In some cases, a phenomenon called “green drought” has led to misunderstandings about what families are facing. “Green drought” gives the faulty appearance of a lush landscape when light rain causes greenery to spring up from the earth. Unfortunately, this vegetation is often inedible, leaving people without enough food to eat. To outsiders it seems unbelievable.
In other cases, families are facing a food shortage due to a lack of land on which to grow crops. Land is passed down to children and, over the years, the available plots to produce food have been growing smaller and smaller. With the added pressures of erosion, there is rarely enough land to grow the food needed, despite how much or how little it rains.
These challenges, combined with climate change, extreme and consistent poverty and conflict are just some of the causes of this grave situation.
UNICEF has resumed airlifts into parts of Somali controlled by militants with the blessings of said militants:
Last week, al-Shabab said it welcomed the return of humanitarian groups into the areas it controls.
Also Wednesday, the African Union said it is working with AU peacekeepers to increase security in Somalia to ensure that humanitarian assistance gets to Somalis who need it. An AU spokesman said the African Union is helping to secure both the seaport and the airport, making it possible to bring in the aid supplies.
He also said former Ghanaian president Jerry Rawlings will soon go to Somalia to assess the situation for the African Union.
Earlier Wednesday, the U.N. World Food Program said it may resume operations in southern Somalia if security conditions allow.

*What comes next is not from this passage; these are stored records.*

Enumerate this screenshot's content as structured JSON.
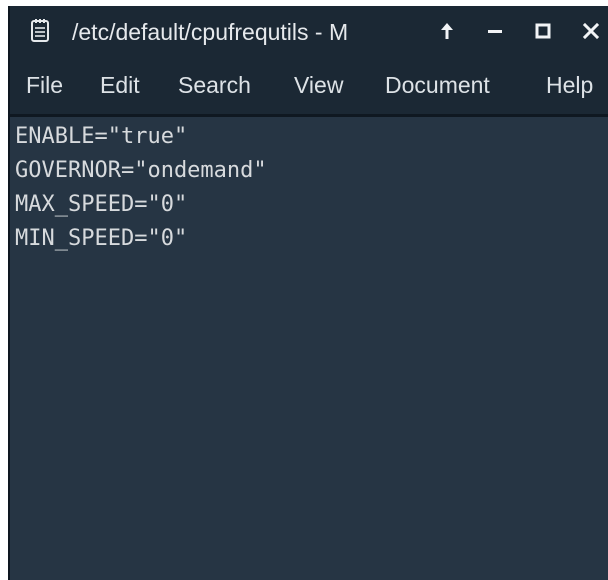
{
  "window": {
    "title": "/etc/default/cpufrequtils - M",
    "icon": "notepad-icon",
    "controls": {
      "keep_above_icon": "arrow-up-icon",
      "minimize_icon": "minimize-icon",
      "maximize_icon": "maximize-icon",
      "close_icon": "close-icon"
    }
  },
  "menubar": {
    "items": [
      {
        "label": "File"
      },
      {
        "label": "Edit"
      },
      {
        "label": "Search"
      },
      {
        "label": "View"
      },
      {
        "label": "Document"
      },
      {
        "label": "Help"
      }
    ]
  },
  "editor": {
    "lines": [
      "ENABLE=\"true\"",
      "GOVERNOR=\"ondemand\"",
      "MAX_SPEED=\"0\"",
      "MIN_SPEED=\"0\""
    ]
  },
  "colors": {
    "titlebar": "#1b2834",
    "editor_background": "#263544",
    "text": "#d7dadd"
  }
}
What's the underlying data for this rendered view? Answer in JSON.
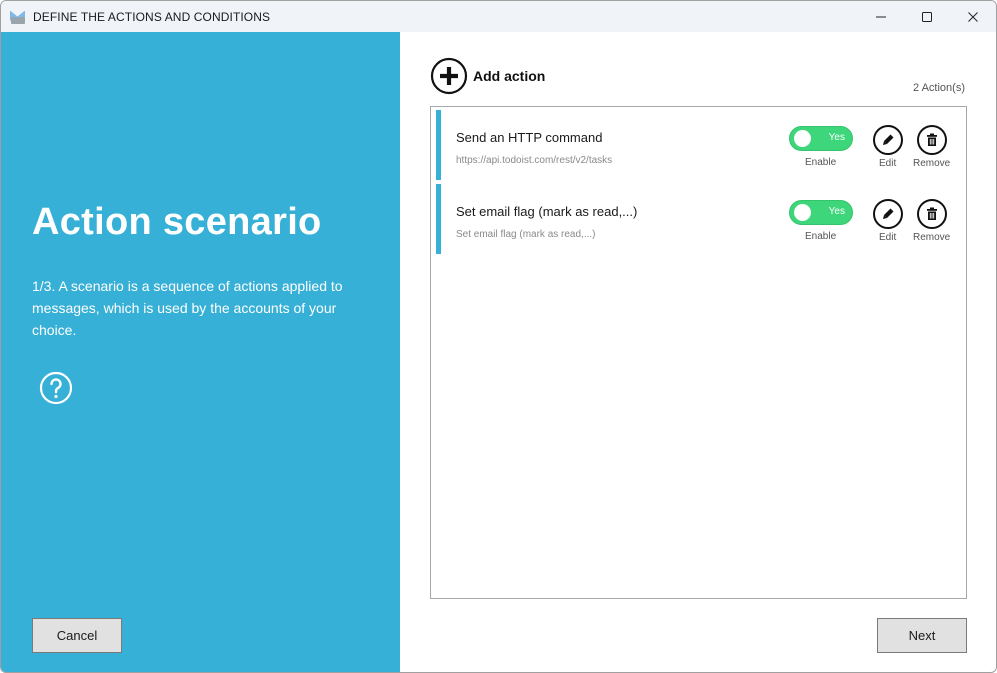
{
  "window": {
    "title": "DEFINE THE ACTIONS AND CONDITIONS",
    "icon": "mail-tray-icon",
    "controls": [
      "minimize-icon",
      "maximize-icon",
      "close-icon"
    ]
  },
  "left_panel": {
    "title": "Action scenario",
    "description": "1/3. A scenario is a sequence of actions applied to messages, which is used by the accounts of your choice.",
    "help_icon": "question-circle-icon",
    "cancel_label": "Cancel",
    "background_color": "#36b0d6"
  },
  "main": {
    "add_action_label": "Add action",
    "action_count": "2  Action(s)",
    "actions": [
      {
        "title": "Send an HTTP command",
        "subtitle": "https://api.todoist.com/rest/v2/tasks",
        "enabled": true,
        "toggle_label": "Yes",
        "enable_label": "Enable",
        "edit_label": "Edit",
        "remove_label": "Remove"
      },
      {
        "title": "Set email flag (mark as read,...)",
        "subtitle": "Set email flag (mark as read,...)",
        "enabled": true,
        "toggle_label": "Yes",
        "enable_label": "Enable",
        "edit_label": "Edit",
        "remove_label": "Remove"
      }
    ],
    "next_label": "Next",
    "toggle_color": "#3ed67a",
    "accent_color": "#36b0d6"
  }
}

The WFP halted its work in areas controlled by al-Shabab last year, citing threats and extortion demands.
While the United States response of $5 million to assist the relief effort is admirable, the US is more concerned about counter-terrorism. As reported by Jeremy Scahill in The Nation, our government in their wisdom has been running a fortified compound near the capital’s airport for training Somali intelligence agents in counterterrorism and a prison in the basement of Somalia’s National Security Agency headquarters for detaining suspected terrorists. Umm, so much for ending those secret prisons that Obama’s supporters will swear have been all closed.
The US has been ratcheting up operations in Somalia for months and has admitted to sending unmanned drones and then marines to collect the bodies of the miltants.. How many wars does this make now in the no longer existent Global War On Terror? 5? 6? I’m losing count.
The Americans blame the al-Shabab resistance for exacerbating the drought emergency, but for at least two years the Americans have used food as a weapon of war in Somalia, in an effort to starve out those who might be supporting the Shabab. The U.S. has armed an array of militias operating near the Ethiopian and Kenyan borders, making normal agricultural pursuits all but impossible, and the current world-class catastrophe, inevitable.
Whenever the U.S. ratchets up its armed interventions in Somalia, disaster follows. Four years ago, after the Americans instigated an Ethiopian invasion of Somalia to overthrow an Islamist government that had brought a semblance of peace to the region, it set off what the United Nations then called “the worst humanitarian crisis in Africa – worse than Darfur.” Today, many of those same refugees are confronted with the worst humanitarian crisis on the planet – once again, largely courtesy of the United States.
Maybe if the government defaults, they’ll have to end this madness.